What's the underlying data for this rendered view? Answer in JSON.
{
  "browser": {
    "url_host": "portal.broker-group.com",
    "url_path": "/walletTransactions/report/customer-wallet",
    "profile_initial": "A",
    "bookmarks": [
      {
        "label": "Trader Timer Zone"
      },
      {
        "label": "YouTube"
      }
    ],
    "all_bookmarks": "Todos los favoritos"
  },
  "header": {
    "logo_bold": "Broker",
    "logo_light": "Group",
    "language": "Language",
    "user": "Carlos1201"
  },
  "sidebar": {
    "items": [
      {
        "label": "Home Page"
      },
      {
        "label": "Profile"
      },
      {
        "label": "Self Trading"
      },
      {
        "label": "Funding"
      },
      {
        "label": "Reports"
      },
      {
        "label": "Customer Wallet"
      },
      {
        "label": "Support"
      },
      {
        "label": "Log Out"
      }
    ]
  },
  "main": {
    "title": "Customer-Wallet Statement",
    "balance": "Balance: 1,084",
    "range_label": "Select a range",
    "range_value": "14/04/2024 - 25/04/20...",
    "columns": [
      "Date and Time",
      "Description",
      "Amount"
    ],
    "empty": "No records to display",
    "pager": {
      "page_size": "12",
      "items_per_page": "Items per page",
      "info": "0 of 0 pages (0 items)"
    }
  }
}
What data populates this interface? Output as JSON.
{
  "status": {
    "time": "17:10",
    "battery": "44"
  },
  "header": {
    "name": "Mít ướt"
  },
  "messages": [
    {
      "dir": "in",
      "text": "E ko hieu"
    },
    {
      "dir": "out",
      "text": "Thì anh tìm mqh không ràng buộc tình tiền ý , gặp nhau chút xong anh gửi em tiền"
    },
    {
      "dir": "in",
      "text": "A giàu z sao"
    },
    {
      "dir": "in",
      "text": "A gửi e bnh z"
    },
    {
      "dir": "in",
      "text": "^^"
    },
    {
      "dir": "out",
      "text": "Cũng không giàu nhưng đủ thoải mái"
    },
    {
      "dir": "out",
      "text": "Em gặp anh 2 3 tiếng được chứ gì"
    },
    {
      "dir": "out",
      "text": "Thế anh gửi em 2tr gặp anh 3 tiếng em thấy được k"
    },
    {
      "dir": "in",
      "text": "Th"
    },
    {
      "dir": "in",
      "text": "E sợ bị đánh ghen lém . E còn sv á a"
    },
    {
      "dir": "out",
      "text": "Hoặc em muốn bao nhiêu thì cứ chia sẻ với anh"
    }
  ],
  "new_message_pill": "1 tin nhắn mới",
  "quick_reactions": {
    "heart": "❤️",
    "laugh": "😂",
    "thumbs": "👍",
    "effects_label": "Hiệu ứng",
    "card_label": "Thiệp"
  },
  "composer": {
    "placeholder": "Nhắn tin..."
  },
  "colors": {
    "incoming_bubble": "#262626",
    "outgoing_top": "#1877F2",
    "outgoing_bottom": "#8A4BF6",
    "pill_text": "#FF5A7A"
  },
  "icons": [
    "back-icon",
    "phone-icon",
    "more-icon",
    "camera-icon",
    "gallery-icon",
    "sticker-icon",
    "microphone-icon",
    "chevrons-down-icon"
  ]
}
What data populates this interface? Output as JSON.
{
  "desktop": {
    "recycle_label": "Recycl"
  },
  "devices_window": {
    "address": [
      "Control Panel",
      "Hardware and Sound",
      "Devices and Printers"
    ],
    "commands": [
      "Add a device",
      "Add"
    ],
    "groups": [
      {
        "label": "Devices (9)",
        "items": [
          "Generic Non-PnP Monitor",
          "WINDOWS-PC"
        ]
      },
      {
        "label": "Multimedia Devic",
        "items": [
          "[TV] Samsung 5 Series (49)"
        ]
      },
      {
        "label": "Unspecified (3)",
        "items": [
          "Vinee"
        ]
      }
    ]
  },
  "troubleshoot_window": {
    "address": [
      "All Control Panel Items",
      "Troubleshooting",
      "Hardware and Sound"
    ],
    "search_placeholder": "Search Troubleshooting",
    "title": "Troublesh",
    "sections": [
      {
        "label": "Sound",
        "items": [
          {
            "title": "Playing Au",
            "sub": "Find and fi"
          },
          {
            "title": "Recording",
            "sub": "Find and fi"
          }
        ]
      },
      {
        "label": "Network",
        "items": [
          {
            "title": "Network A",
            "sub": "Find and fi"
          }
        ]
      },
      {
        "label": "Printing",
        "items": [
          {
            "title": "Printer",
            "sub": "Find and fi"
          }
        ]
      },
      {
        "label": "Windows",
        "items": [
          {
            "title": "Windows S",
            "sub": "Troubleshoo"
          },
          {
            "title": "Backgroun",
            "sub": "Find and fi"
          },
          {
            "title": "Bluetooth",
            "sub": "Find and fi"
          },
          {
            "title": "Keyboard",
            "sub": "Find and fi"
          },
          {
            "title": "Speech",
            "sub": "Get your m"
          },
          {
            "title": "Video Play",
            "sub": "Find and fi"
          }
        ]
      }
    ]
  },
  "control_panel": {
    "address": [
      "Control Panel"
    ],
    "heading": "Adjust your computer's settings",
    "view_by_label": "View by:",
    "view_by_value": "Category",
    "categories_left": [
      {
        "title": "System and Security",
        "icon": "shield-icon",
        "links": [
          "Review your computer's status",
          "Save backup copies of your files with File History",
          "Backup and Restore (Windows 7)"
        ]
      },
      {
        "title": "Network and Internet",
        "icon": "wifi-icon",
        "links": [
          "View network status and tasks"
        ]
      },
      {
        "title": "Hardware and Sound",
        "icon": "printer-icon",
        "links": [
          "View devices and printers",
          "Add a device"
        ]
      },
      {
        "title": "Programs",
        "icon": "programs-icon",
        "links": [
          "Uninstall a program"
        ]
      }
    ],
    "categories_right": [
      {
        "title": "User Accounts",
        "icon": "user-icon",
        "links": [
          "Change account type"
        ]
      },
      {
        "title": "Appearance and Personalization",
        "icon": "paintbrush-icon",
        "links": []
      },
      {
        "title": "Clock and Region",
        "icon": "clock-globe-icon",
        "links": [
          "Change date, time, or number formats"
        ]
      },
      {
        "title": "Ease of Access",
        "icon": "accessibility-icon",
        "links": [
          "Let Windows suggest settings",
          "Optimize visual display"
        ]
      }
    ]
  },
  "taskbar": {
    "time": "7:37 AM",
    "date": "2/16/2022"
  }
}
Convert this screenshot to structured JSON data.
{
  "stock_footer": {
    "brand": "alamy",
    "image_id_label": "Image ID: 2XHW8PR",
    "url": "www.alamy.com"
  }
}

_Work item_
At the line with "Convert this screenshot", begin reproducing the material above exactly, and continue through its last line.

_Solved exercise_
Convert this screenshot to structured JSON data.
{
  "stock_footer": {
    "brand": "alamy",
    "image_id_label": "Image ID: 2XHW8PR",
    "url": "www.alamy.com"
  }
}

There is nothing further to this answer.